Hearing set on bid for 1st execution since 2006 in Nevada
LAS VEGAS (AP) — A Nevada judge has scheduled a hearing next month on a bid by prosecutors to set an execution date for a man convicted of walking into a Las Vegas supermarket with a shotgun and shooting five people, killing four, in 1999.
Zane Michael Floyd’s attorney, Deputy Public Defender Brad Levenson, said Thursday that Floyd has not given up appeals and will “vigorously” fight in state and federal courts prosecutors’ efforts to carry out the death sentence.
A filing Wednesday in U.S. District Court in Las Vegas claims that execution by lethal injection would violate Floyd’s constitutional rights. A hearing was not immediately set.
Meanwhile, a state judge in Las Vegas set the May 12 hearing on a Wednesday filing by Clark County District Attorney Steve Wolfson seeking a death warrant.
Levenson has already filed several procedural challenges of that effort.
Floyd, now 45, is being held at Ely State Prison. He would be the first person executed in Nevada since 2006, when Daryl Mack asked to be put to death for his conviction in a 1988 rape and murder in Reno. The state allows executions only by lethal injection.
In 2017 and 2018, executions of a twice-convicted killer, Scott Raymond Dozier, were canceled close to his scheduled dates amid legal battles over plans to use a three-drug combination that had never been used for a lethal injection in the U.S.
Dozier had given up appeals, insisted he wanted to die and had been placed on suicide watch before he hanged himself in his cell at Ely State Prison in January 2019.
Floyd appeared to exhaust federal appeals last November of the death sentence he received in 2000. The U.S. Supreme Court declined to hear his case.
“There is no longer any legal reason or good cause why the judgment of death should not be executed,” Wolfson’s motion for a death warrant said.

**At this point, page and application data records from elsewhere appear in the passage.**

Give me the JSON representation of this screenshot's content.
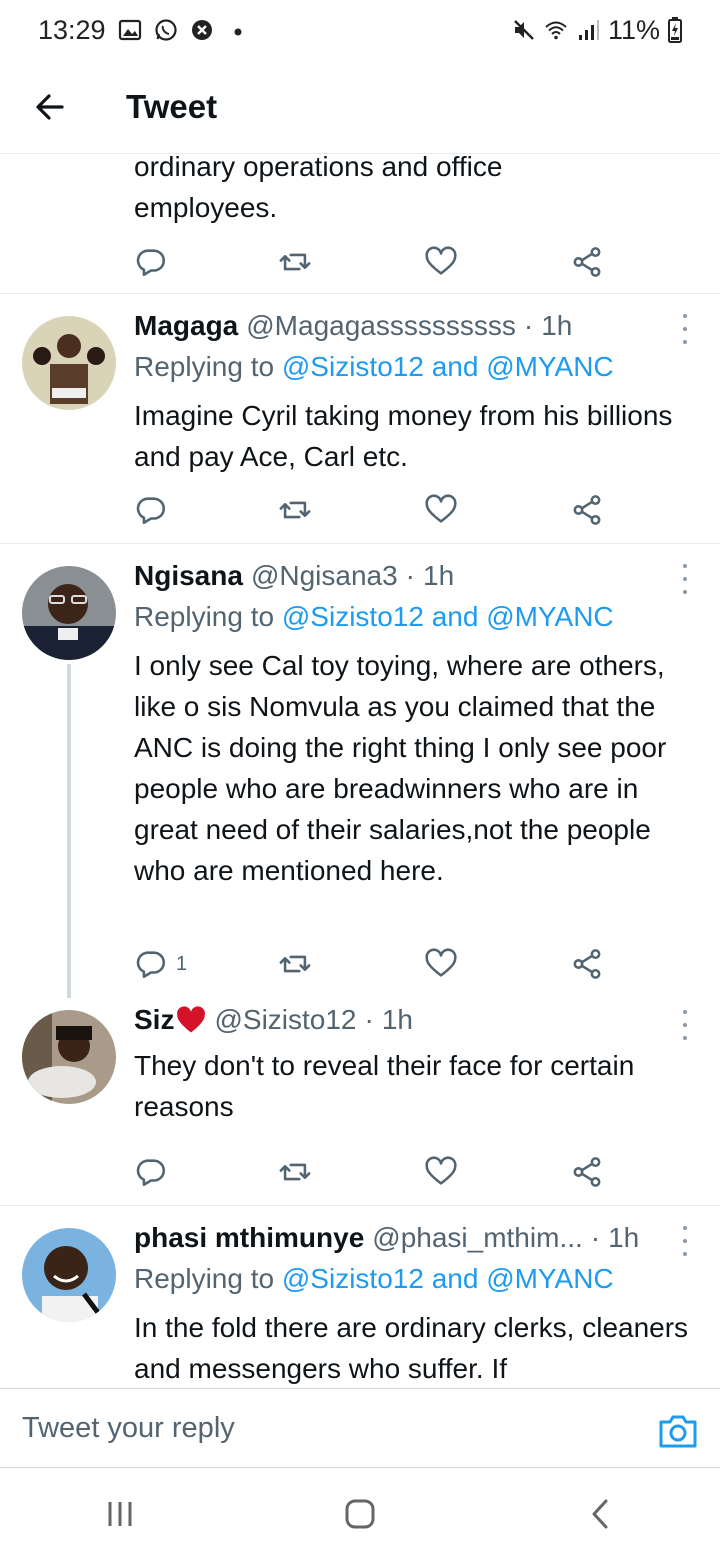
{
  "status_bar": {
    "time": "13:29",
    "battery": "11%",
    "left_icons": [
      "gallery-icon",
      "whatsapp-icon",
      "shield-icon",
      "dot"
    ],
    "right_icons": [
      "mute-icon",
      "wifi-icon",
      "signal-icon",
      "battery-charging-icon"
    ]
  },
  "header": {
    "title": "Tweet",
    "back_icon": "arrow-left-icon"
  },
  "partial_tweet": {
    "text_line1": "ordinary operations and office",
    "text_line2": "employees."
  },
  "tweets": [
    {
      "name": "Magaga",
      "handle": "@Magagassssssssss",
      "time": "1h",
      "replying_prefix": "Replying to",
      "replying_users": "@Sizisto12 and @MYANC",
      "text": "Imagine Cyril taking money from his billions and pay Ace, Carl etc.",
      "reply_count": ""
    },
    {
      "name": "Ngisana",
      "handle": "@Ngisana3",
      "time": "1h",
      "replying_prefix": "Replying to",
      "replying_users": "@Sizisto12 and @MYANC",
      "text": "I only see Cal toy toying, where are others, like o sis Nomvula as you claimed that the ANC is doing the right thing I only see poor people who are breadwinners who are in great need of their salaries,not the people who are mentioned here.",
      "reply_count": "1"
    },
    {
      "name": "Siz",
      "handle": "@Sizisto12",
      "time": "1h",
      "text": "They don't to reveal their face for certain reasons",
      "reply_count": ""
    },
    {
      "name": "phasi mthimunye",
      "handle": "@phasi_mthim...",
      "time": "1h",
      "replying_prefix": "Replying to",
      "replying_users": "@Sizisto12 and @MYANC",
      "text": "In the fold there are ordinary clerks, cleaners and messengers who suffer. If"
    }
  ],
  "reply_bar": {
    "placeholder": "Tweet your reply",
    "camera_icon": "camera-icon"
  },
  "colors": {
    "link": "#1d9bf0",
    "secondary_text": "#536471",
    "primary_text": "#0f1419",
    "heart": "#e0245e",
    "divider": "#e6ecf0"
  }
}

The developments come at the same time a bill aimed at abolishing the death penalty in Nevada advanced further in the Legislature than any similar measure in recent years.
Now before the state Senate, it would commute the sentences of about 70 inmates on death row to life in prison without the possibility of parole.
Scott Coffee, a veteran deputy Clark County public defender and longtime advocate for abolishing capital punishment in Nevada, called passage of the bill on a party-line vote in the Democratic-controlled Assembly “the first real recognition of how broken the death penalty is in Nevada.”
Coffee called the timing of prosecutors’ effort to execute Floyd “interesting.”
Wolfson told the Las Vegas Review-Journal the timing was coincidental, and that Floyd was “an example of the type of murderer that the death penalty was designed for.”
“It is my responsibility to move forward as the jury and citizens of this community have asked me to do to seek the warrant of execution,” the district attorney said.
Today, the killings would be characterized as an active shooter attack. Supermarket manager Carlos Chuck Leos and employees Thomas Darnell, Lucille Alice Tarantino and Dennis Troy Sargent died. Zachary Emenegger was shot twice but survived by playing dead.
The attack was captured on store security video and Floyd was arrested by police in the supermarket parking lot.